Working for Petersen’s 4-Wheel & Off-Road, as you can imagine, has many perks. The tedious and unpleasant aspects that are part of any job are more than made up for when we get to test new off-road vehicles and parts like tires, shocks, and transfer cases. But probably our favorite perk of this job is getting paid to spend time on the trail. We are enthusiasts first and automotive journalists second. We love it, and we occasionally have to remind ourselves that we are at work and remember to take pictures when something cool happens.
One thing we almost always do when on the trail or even at the trailhead is spend time checking out other off-road rigs. It’s a great way to borrow (steal) great ideas that other people have come up with. Whether it’s a new way to mount spares, a new tool, or adding storage, we love looking at other people’s rigs when we’re out in the dirt. It’s also a great way to pass time in a traffic jam. Here are some of the good trail tips we’ve stumbled across.
Ian Johnson’s 1968 M-715 has approximately 100 cool ideas for storing stuff. What first caught our eye was this yoke (that from the other side looked like it was about to fall out of the truck). The yoke is bolted to the floor of the M715 and the spare driveshaft held in place with a band clamp. You can read more about his M-715 in the feature at bit.ly/2Jz3md0.
We haven’t heard of too many folks breaking GM full-floating 14-bolt rear axleshafts, but just in case the 5.7 Hemi and Offroad Design Magnum Box sends too much torque to one wheel, Johnson carries spares held in place with U-bolts. A neat idea would be to use spare driveshaft U-bolts and nuts to hold something in place, assuming they fit around anything.
A spare leaf spring, mounting hardware, and bushings? This might seem like overkill until you need the parts and are far from anywhere. Also, let’s face it, on a truck like this an extra leaf pack isn’t going to add much to the total weight of Johnson’s rig. Maybe that’s why he’s got those spare rear ’shafts.
So you might think we’re going to talk about the fire extinguisher. We will say that carrying one is always a must, but we also like his license plate location. Clearly the tag got torn off once (we’re guessing from a bumper). Now mounted on the back of the cab, it is easily visible and very unlikely to get damaged on the trail—but, Ian, where’s your license plate light?

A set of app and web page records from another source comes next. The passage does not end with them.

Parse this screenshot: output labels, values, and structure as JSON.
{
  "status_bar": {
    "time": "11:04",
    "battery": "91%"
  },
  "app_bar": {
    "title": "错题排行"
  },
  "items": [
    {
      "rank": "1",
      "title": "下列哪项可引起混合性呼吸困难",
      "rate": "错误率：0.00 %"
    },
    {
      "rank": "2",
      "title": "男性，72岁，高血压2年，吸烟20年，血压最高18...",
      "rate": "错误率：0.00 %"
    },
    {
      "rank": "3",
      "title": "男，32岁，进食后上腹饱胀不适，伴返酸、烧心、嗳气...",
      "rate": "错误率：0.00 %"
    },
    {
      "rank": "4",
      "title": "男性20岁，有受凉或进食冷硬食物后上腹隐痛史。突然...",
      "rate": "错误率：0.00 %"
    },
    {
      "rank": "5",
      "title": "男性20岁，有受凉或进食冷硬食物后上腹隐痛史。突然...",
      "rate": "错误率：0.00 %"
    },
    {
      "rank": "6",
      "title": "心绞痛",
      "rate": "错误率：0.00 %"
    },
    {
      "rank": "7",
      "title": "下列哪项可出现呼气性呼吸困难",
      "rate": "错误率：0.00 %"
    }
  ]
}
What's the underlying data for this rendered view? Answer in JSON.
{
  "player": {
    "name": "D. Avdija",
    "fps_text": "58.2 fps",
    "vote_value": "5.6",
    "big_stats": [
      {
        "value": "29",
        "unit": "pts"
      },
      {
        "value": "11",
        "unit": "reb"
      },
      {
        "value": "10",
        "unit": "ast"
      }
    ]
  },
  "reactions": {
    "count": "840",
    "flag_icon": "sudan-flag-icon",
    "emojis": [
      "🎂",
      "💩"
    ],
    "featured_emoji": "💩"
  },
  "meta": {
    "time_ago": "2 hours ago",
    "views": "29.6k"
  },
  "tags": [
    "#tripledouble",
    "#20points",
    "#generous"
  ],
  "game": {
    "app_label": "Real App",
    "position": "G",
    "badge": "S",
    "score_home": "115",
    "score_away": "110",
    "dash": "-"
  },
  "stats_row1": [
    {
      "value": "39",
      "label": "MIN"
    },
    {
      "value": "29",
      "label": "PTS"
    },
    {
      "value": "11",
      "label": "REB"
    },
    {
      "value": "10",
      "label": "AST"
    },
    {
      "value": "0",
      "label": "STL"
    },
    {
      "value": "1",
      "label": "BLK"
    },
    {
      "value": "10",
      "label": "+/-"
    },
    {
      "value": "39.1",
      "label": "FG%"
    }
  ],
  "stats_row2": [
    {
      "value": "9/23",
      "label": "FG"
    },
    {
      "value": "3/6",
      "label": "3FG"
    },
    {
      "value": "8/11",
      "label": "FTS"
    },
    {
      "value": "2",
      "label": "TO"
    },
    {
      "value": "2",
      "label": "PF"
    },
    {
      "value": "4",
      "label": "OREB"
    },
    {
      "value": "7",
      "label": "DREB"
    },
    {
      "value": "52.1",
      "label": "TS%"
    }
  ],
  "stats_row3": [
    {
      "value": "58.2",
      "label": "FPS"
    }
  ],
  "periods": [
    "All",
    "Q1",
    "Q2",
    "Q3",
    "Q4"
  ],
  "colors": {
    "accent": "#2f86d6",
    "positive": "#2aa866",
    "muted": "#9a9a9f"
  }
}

Ammo cans are a great place to store tools, fluids, spare parts, rags, food (we’re not picky eaters), or whatever! These nifty mounts from Swag Off Road help carry your ammo can goodies securely on the trail.
Chase Davenport from Corrola, North Carolina, owns this TJ with a few tricks up its sleeves. The Jeep has onboard air and these nicely mounted air chucks front and rear. The air lines are repurposed from big rig air brake systems and move plenty of air for this Jeep’s needs.
Davenport also figured out a trick way to build a shock mount for the kingpin Dana 60 swapped under the front of his TJ. Instead of using the bar pin–style lower shock mount, he built eyelet-style mounts on the axle just behind the coil springs.
Check out this innovative idea that not only strengthens the aftermarket fender flares on the Jeep but also adds strength to the rear bumper and body tub. Now Davenport can lean the Jeep on either side’s aftermarket flare with abandon. Of course the passenger side is a bit more open to allow the swinging tailgate to function.
Jeep baskets, or Jeep racks, have been around forever, but this one is nifty. It holds an Engle fridge, an air compressor, and a toolbox. Underneath is more space for more tools, camping gear, spare parts, clothes, a spare tire, whatever. The best part is that unlike a rack mounted to the roof or the top of a spare tire, the weight is relatively low down.
Keeping tools you need easily accessible, secure, and organized isn’t always easy on the trail. A great idea for keeping box-end wrenches together is a carabineer, Velcro, or a reusable zip tie. Just run the holding device of your choice through the closed end, and keep the wrenches in order of size so they are easy to find. It will also be easier to notice when one is missing. You can attach the whole shooting match to the body or cage of your trail rig to keep it from falling out on the trail.
Lots of folks carry a Hi-Lift jack on the trail, and that’s great, but bottle jacks are sometimes indispensable. Christian Hazel keeps an ancient factory Mitsubishi bottle jack in the UACJ-6D Jeep by securing it to the foot of the B-pillar of the rollcage with a sturdy Beachwood Canvas military-grade strap. The strap runs through footman loops welded to the back of the rollcage and jack body to ensure that the strap doesn’t slip off in a rollover. It’s secure and handy with the passenger seat flipped forward.